» TO DO
Among the entries, find the lines with the string "label" and copy them.
----
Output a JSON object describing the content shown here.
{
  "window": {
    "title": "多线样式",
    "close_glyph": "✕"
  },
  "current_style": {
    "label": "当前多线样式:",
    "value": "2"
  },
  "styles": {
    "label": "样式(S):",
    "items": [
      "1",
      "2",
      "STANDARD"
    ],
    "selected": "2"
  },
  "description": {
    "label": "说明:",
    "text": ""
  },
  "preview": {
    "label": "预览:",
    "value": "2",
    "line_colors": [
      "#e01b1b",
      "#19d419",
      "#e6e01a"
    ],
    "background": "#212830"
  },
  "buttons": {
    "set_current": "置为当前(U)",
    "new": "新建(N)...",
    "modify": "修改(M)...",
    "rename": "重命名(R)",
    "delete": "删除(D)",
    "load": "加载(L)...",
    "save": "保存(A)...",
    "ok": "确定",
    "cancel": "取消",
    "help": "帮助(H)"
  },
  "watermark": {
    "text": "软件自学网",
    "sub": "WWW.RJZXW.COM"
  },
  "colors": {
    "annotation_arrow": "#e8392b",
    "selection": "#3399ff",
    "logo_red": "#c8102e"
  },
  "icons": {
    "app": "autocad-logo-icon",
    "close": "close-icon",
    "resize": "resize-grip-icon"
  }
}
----
» ANSWER SECTION
    "label": "当前多线样式:",
    "label": "样式(S):",
    "label": "说明:",
    "label": "预览:",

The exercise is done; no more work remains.